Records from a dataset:

=== Begin Enclosure ===

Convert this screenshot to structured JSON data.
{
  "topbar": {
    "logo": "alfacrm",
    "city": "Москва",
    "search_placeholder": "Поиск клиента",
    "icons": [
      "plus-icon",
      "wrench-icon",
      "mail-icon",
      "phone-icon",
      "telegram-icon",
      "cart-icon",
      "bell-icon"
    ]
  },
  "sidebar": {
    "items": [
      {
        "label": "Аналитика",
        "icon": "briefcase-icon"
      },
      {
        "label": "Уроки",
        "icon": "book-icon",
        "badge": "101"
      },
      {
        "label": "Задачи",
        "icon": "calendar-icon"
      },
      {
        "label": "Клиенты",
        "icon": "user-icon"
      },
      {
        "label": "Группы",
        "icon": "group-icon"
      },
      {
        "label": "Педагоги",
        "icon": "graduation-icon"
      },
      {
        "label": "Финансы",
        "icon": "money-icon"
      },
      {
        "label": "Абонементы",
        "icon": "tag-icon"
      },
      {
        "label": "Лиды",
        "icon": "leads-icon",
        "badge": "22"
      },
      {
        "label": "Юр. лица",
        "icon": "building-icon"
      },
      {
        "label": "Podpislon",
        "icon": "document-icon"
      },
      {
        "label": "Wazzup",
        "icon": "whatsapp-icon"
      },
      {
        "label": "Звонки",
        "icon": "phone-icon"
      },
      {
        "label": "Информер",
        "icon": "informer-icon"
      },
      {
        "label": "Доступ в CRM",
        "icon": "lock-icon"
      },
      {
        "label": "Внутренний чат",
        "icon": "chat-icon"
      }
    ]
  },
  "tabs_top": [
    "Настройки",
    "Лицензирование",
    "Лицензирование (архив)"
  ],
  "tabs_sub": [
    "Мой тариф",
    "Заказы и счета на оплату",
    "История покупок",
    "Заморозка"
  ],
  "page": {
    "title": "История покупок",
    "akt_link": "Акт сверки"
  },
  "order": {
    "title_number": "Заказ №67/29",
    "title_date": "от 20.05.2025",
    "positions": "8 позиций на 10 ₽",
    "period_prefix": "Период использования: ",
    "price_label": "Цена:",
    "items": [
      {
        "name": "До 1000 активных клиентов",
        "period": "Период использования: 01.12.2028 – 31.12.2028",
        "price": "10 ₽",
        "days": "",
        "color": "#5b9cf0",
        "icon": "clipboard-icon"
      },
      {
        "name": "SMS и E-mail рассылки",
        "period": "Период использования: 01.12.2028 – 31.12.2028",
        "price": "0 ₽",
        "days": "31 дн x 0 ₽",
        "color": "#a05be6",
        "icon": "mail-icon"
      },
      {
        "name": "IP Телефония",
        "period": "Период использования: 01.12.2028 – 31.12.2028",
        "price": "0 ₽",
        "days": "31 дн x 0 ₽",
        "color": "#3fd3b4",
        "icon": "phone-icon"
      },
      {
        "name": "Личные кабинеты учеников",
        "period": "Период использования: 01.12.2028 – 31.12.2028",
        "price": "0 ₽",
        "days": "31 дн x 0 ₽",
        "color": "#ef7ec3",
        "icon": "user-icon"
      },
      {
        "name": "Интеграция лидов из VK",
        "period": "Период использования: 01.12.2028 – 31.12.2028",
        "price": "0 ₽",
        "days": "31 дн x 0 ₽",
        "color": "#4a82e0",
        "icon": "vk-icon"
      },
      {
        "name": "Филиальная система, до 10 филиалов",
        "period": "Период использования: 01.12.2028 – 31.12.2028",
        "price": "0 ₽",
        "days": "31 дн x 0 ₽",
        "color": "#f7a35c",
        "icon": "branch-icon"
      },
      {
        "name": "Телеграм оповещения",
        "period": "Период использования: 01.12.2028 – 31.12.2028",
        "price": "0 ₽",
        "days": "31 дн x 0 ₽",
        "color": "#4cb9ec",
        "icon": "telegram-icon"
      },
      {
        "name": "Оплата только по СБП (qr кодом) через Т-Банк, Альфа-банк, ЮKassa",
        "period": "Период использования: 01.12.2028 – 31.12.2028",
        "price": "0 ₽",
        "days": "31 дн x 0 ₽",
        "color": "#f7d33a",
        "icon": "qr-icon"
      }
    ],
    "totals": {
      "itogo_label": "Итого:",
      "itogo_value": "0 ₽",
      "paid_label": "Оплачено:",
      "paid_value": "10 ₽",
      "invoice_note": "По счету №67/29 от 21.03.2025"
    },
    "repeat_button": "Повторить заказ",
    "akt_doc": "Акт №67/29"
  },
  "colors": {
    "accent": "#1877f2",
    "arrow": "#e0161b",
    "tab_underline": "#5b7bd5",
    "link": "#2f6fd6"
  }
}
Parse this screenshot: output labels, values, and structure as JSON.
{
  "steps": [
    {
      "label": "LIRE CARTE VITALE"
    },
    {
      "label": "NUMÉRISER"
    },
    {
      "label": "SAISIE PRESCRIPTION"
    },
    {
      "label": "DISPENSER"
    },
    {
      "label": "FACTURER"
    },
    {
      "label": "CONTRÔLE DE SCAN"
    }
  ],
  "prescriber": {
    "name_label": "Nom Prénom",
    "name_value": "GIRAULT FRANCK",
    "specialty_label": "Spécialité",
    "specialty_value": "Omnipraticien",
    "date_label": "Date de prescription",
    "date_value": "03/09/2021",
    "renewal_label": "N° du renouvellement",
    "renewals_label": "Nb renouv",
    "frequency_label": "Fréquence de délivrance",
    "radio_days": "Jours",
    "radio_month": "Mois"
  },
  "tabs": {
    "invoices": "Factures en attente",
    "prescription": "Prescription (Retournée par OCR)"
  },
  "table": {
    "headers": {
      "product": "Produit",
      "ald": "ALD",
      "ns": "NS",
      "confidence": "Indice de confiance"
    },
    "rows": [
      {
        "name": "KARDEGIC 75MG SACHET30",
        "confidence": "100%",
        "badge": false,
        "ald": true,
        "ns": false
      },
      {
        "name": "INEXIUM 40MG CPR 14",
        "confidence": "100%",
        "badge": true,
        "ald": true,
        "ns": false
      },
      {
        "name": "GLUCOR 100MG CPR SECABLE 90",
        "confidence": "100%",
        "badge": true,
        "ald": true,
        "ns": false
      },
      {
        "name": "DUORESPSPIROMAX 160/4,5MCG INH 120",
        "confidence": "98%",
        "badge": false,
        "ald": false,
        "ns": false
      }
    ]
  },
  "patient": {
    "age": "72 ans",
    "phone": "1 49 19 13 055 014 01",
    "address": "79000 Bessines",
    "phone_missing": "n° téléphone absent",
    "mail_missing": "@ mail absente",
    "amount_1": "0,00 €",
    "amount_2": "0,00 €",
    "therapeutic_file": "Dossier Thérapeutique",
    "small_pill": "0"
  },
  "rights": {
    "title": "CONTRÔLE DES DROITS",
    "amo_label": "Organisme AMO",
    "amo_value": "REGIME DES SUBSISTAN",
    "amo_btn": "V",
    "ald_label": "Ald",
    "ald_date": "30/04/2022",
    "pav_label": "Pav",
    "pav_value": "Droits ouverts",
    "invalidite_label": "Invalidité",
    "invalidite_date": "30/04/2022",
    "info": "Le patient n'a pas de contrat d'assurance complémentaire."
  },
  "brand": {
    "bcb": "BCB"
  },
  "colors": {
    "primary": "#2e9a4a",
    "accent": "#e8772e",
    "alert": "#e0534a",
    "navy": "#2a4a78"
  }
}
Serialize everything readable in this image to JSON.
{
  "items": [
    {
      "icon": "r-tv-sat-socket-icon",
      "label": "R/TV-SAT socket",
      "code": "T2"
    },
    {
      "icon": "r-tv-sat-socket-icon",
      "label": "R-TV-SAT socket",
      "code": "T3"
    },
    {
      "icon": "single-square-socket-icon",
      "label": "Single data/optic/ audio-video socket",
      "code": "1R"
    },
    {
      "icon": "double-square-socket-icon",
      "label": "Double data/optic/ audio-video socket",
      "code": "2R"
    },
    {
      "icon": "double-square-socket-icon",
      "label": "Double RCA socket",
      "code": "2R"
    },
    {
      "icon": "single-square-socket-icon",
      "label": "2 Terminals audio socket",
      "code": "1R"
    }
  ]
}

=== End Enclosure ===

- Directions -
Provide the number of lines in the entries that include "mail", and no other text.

- Written solution -
4